Landscapes are a joy for many people to photograph. Indeed, whatever nature offers you can be really quite beautiful when you stumble upon it and you find the right light. Often, the best landscape images are carefully composed and timed just right with a bunch of different creative effects. Before that, there is usually a lot of careful thought put into it.
Here are some tips on the basics of composing and shooting landscape images.
The Rule of Thirds
The rule of thirds is the classic way of composing images. It splits your frame into nine equal sections. To create more visually interesting images, the rule says that you should place your subjects on the lines or the intersecting areas. It is a rule that has been used for years and works very well.
If it is tough to memorize the rule of thirds, also consider making it visible in your camera’s viewfinder by cycling through the menus. If you can’t do that, you can often display it on the LCD screen when in live view mode.
Accept that you won’t always make the best exposure in one image; almost nobody does! Shoot multiple images and experiment; but try to only shoot scenes that you really fall in love with.
Look for Elements
Landscapes have depth to them. The images you compose have three sections: the foreground (closest to the viewer), the middle ground (in the middle), and the background (furthest from the viewer). Objects in your scene are in different places throughout the image and can move from one section to another.
Maybe you’re shooting a seascape with rocks or perhaps a desert scene with a dead tree and bones. A great example is how a tree branch starts from one area of the image and ends in the other area. These elements help to tell more of a story in your image. It is often a great practice to place these elements in your photo using the rule of thirds.

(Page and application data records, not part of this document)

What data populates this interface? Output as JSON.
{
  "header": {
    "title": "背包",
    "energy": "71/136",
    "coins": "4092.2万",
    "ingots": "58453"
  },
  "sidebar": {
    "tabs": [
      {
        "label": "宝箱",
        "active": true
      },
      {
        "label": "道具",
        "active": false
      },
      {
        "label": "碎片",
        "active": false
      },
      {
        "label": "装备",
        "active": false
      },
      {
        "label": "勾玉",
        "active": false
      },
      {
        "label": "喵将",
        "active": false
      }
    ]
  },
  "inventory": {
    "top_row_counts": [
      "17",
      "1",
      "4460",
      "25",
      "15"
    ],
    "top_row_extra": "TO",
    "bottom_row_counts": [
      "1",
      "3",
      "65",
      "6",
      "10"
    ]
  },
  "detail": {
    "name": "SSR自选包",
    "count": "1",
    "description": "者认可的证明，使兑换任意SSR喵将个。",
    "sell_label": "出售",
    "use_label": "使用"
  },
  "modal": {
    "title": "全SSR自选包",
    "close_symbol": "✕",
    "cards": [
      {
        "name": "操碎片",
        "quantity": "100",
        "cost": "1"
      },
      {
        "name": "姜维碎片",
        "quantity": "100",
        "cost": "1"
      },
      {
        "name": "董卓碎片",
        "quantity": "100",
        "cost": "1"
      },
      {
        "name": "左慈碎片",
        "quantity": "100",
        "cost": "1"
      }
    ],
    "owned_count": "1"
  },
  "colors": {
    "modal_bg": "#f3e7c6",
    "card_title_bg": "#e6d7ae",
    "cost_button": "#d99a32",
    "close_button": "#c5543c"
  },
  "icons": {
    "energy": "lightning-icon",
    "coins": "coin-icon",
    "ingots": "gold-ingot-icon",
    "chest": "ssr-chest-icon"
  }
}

Besides actual objects, these elements can be other things such as colors. Pay attention to how the objects may travel throughout the scene as well.
One of the best things to do landscape photography is provide some sort of balance in your images. This balance is often between the land, sea, sky, or other objects. As spoken about earlier, it is also often directly affected by colors and other elements in a scene.

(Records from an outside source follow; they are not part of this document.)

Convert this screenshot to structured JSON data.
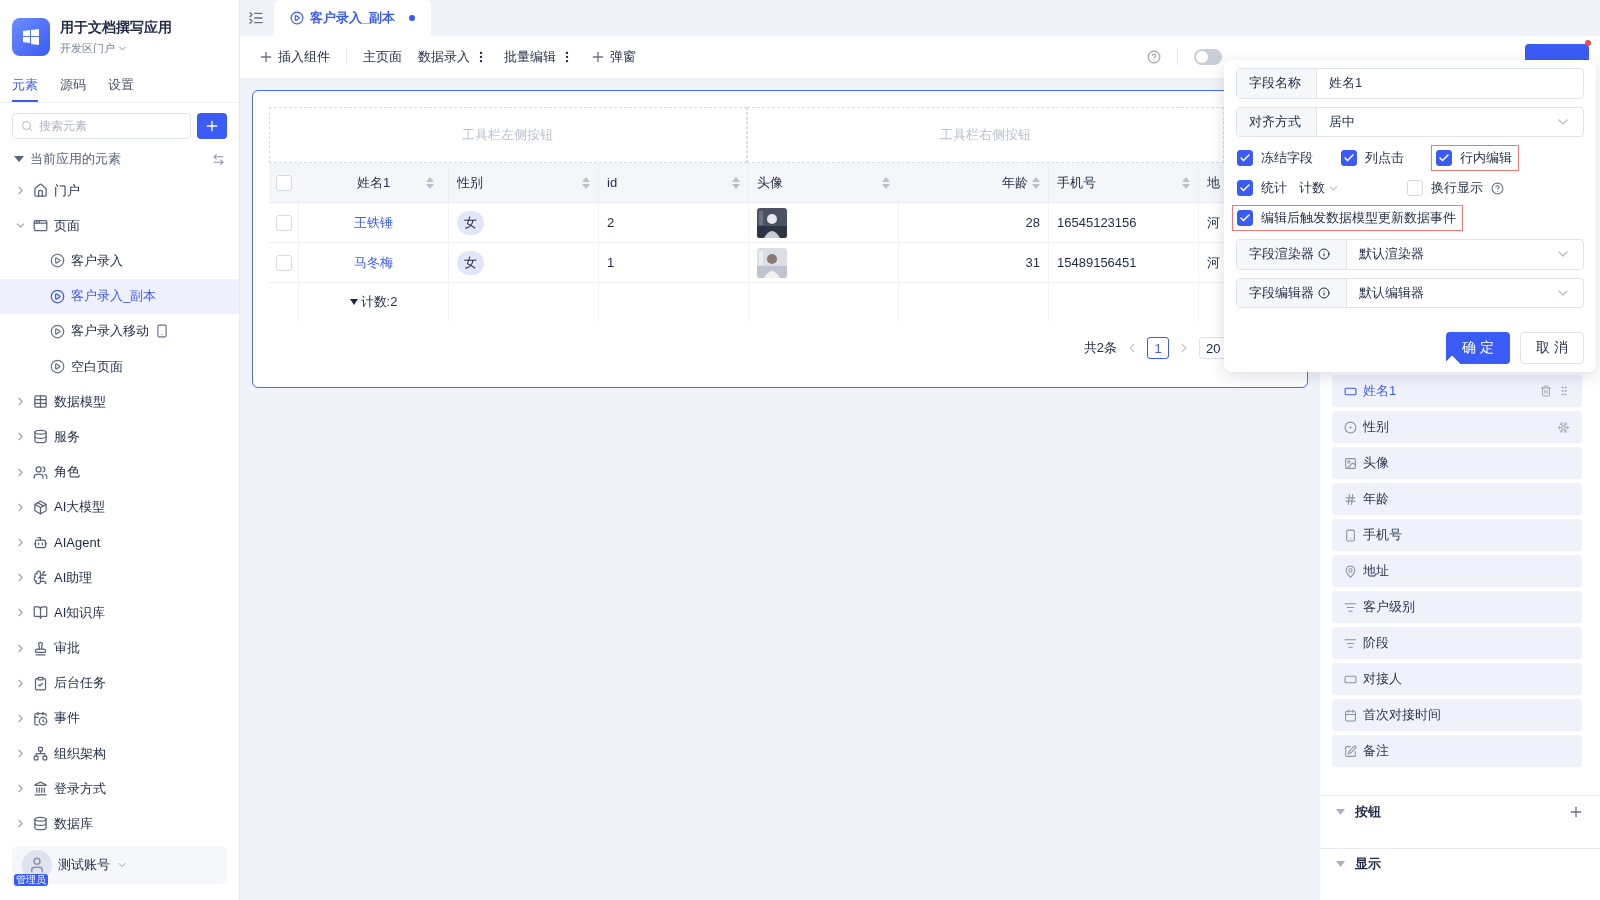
{
  "app": {
    "name": "用于文档撰写应用",
    "portal": "开发区门户"
  },
  "sidebar_tabs": [
    {
      "label": "元素",
      "selected": true
    },
    {
      "label": "源码",
      "selected": false
    },
    {
      "label": "设置",
      "selected": false
    }
  ],
  "search": {
    "placeholder": "搜索元素"
  },
  "tree_header": {
    "label": "当前应用的元素",
    "expanded": true
  },
  "tree": [
    {
      "label": "门户",
      "expanded": false,
      "selected": false
    },
    {
      "label": "页面",
      "expanded": true,
      "selected": false,
      "children": [
        {
          "label": "客户录入",
          "selected": false,
          "mobile": false
        },
        {
          "label": "客户录入_副本",
          "selected": true,
          "mobile": false
        },
        {
          "label": "客户录入移动",
          "selected": false,
          "mobile": true
        },
        {
          "label": "空白页面",
          "selected": false,
          "mobile": false
        }
      ]
    },
    {
      "label": "数据模型",
      "expanded": false,
      "selected": false
    },
    {
      "label": "服务",
      "expanded": false,
      "selected": false
    },
    {
      "label": "角色",
      "expanded": false,
      "selected": false
    },
    {
      "label": "AI大模型",
      "expanded": false,
      "selected": false
    },
    {
      "label": "AIAgent",
      "expanded": false,
      "selected": false
    },
    {
      "label": "AI助理",
      "expanded": false,
      "selected": false
    },
    {
      "label": "AI知识库",
      "expanded": false,
      "selected": false
    },
    {
      "label": "审批",
      "expanded": false,
      "selected": false
    },
    {
      "label": "后台任务",
      "expanded": false,
      "selected": false
    },
    {
      "label": "事件",
      "expanded": false,
      "selected": false
    },
    {
      "label": "组织架构",
      "expanded": false,
      "selected": false
    },
    {
      "label": "登录方式",
      "expanded": false,
      "selected": false
    },
    {
      "label": "数据库",
      "expanded": false,
      "selected": false
    }
  ],
  "user": {
    "name": "测试账号",
    "role": "管理员"
  },
  "tab": {
    "label": "客户录入_副本",
    "modified": true
  },
  "toolbar": [
    {
      "label": "插入组件",
      "kind": "add"
    },
    {
      "label": "主页面",
      "kind": "plain"
    },
    {
      "label": "数据录入",
      "kind": "menu"
    },
    {
      "label": "批量编辑",
      "kind": "menu"
    },
    {
      "label": "弹窗",
      "kind": "add"
    }
  ],
  "ai_toggle": {
    "on": false
  },
  "table": {
    "toolbar_left": "工具栏左侧按钮",
    "toolbar_right": "工具栏右侧按钮",
    "all_checked": false,
    "columns": [
      {
        "label": "姓名1"
      },
      {
        "label": "性别"
      },
      {
        "label": "id"
      },
      {
        "label": "头像"
      },
      {
        "label": "年龄"
      },
      {
        "label": "手机号"
      },
      {
        "label": "地"
      }
    ],
    "rows": [
      {
        "checked": false,
        "cells": [
          "王铁锤",
          "女",
          "2",
          "",
          "28",
          "16545123156",
          "河"
        ]
      },
      {
        "checked": false,
        "cells": [
          "马冬梅",
          "女",
          "1",
          "",
          "31",
          "15489156451",
          "河"
        ]
      }
    ],
    "summary": "计数:2",
    "total": "共2条",
    "page": "1",
    "page_size": "20"
  },
  "popup": {
    "field_name": {
      "label": "字段名称",
      "value": "姓名1"
    },
    "align": {
      "label": "对齐方式",
      "value": "居中"
    },
    "checks": [
      {
        "label": "冻结字段",
        "checked": true,
        "highlighted": false
      },
      {
        "label": "列点击",
        "checked": true,
        "highlighted": false
      },
      {
        "label": "行内编辑",
        "checked": true,
        "highlighted": true
      },
      {
        "label": "统计",
        "checked": true,
        "highlighted": false,
        "select": "计数"
      },
      {
        "label": "换行显示",
        "checked": false,
        "highlighted": false,
        "help": true
      },
      {
        "label": "编辑后触发数据模型更新数据事件",
        "checked": true,
        "highlighted": true
      }
    ],
    "renderer": {
      "label": "字段渲染器",
      "value": "默认渲染器"
    },
    "editor": {
      "label": "字段编辑器",
      "value": "默认编辑器"
    },
    "ok": "确 定",
    "cancel": "取 消"
  },
  "fields": [
    {
      "label": "姓名1",
      "selected": true
    },
    {
      "label": "性别",
      "selected": false,
      "frozen": true
    },
    {
      "label": "头像",
      "selected": false
    },
    {
      "label": "年龄",
      "selected": false
    },
    {
      "label": "手机号",
      "selected": false
    },
    {
      "label": "地址",
      "selected": false
    },
    {
      "label": "客户级别",
      "selected": false
    },
    {
      "label": "阶段",
      "selected": false
    },
    {
      "label": "对接人",
      "selected": false
    },
    {
      "label": "首次对接时间",
      "selected": false
    },
    {
      "label": "备注",
      "selected": false
    }
  ],
  "sections": [
    {
      "title": "按钮",
      "addable": true
    },
    {
      "title": "显示",
      "addable": false
    }
  ]
}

Many of the world’s most iconic images of the New York City skyline work so well because of the fact that there is so much balance in the image between the sky, the surrounding rivers, and the buildings in the area.
Part of this concept has to do with positive space and negative space. Positive space makes up the more important parts of your scene, such as the subject. Negative space makes up the lesser important but still valuable areas: such as dark skies or a black background.

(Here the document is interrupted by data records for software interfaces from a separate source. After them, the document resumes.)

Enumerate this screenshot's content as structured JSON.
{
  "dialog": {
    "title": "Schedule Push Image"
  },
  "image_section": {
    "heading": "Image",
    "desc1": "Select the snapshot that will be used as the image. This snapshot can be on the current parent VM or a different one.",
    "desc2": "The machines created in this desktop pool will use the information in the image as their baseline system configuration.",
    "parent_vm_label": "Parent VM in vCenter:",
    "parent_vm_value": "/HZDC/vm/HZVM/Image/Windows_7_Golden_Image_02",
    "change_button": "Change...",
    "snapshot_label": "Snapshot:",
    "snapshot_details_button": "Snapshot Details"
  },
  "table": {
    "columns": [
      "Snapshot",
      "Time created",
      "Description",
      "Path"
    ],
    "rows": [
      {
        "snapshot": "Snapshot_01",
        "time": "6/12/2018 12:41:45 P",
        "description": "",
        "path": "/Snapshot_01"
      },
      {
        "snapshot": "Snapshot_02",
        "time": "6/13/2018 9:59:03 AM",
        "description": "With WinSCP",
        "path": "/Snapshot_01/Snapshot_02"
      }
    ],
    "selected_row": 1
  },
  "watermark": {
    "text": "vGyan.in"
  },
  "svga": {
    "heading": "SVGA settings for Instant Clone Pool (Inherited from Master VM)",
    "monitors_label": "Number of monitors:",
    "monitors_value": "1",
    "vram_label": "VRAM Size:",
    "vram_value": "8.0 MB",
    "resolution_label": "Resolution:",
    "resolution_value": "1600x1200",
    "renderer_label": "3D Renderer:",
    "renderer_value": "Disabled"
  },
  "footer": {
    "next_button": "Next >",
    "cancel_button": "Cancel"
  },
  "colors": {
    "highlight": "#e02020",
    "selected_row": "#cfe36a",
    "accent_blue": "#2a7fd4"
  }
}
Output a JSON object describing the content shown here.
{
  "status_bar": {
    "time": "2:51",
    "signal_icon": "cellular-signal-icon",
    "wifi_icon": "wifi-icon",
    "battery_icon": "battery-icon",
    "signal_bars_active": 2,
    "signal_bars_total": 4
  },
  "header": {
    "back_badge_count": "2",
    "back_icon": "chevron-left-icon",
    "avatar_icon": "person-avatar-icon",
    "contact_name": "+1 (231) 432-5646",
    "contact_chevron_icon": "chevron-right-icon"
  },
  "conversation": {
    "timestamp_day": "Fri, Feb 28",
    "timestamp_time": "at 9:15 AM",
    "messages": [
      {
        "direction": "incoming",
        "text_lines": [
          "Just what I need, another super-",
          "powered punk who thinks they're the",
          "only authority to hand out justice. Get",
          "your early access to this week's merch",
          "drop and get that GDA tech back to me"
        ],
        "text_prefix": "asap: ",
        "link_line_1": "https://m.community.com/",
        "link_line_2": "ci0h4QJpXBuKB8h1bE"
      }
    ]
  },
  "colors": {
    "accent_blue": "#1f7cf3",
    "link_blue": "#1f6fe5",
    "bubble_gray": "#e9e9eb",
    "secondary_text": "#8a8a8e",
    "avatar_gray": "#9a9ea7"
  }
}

Exposing For the Details
Hunting for the right light can be tough enough; but sometimes when looking out at a scene, you can see magic come to life in front of you. For starters, take the camera off of auto mode and switch it into manual. This will allow you all the control you can possibly have.
Advanced photographers often use a rule called Sunny 16. It basically states that in bright sunlight at f16, your shutter speed should be the reciprocal of your ISO; so ISO 100 will give you a shutter speed of 1/100th at F16 in totally bright sunlight. The rule is then modified for different amounts of light in a scene.
However, another useful idea is to use spot metering on your camera. Once you’ve selected the spot metering option, place the selected spot over a highlight, take a meter reading, then place it over a shadow detail and take another meter reading.
Your camera can only capture so much information in the scene though without some sort of help. The reason for this is because of dynamic range. Dynamic range is a measure of just how much detail can be pulled from the highlights or pushed from the shadows.
Many cameras have the option of shooting high dynamic range images; which captures a bunch of images and fuses elements of all them into one. Most serious landscape shooters usually import the images into their favorite image editing software and fuse them together.
Sunlight = 15-20 stops of light
Human eye = 17 stops of light
Camera = 8-11 stops of light
For sunrises or sunsets, the key is to expose your scene correctly for the foreground (the area closest to your camera) by using your camera’s ability to spot meter. This area will often contain the most shadow details. Right before you press the shutter release button, slide a graduated neutral density filter in place in order for it to cover the overexposed areas (like the sky). Now hold it in place and shoot.
An old trick of many photographers is to use gaffers tape to hold the filter in place.
Landscapes can be very tricky to shoot. But creating the images in the camera is only the start of creating an image. Many landscape photographers will tell you that getting a better image is all in the post-processing.
We will cover that in a future post.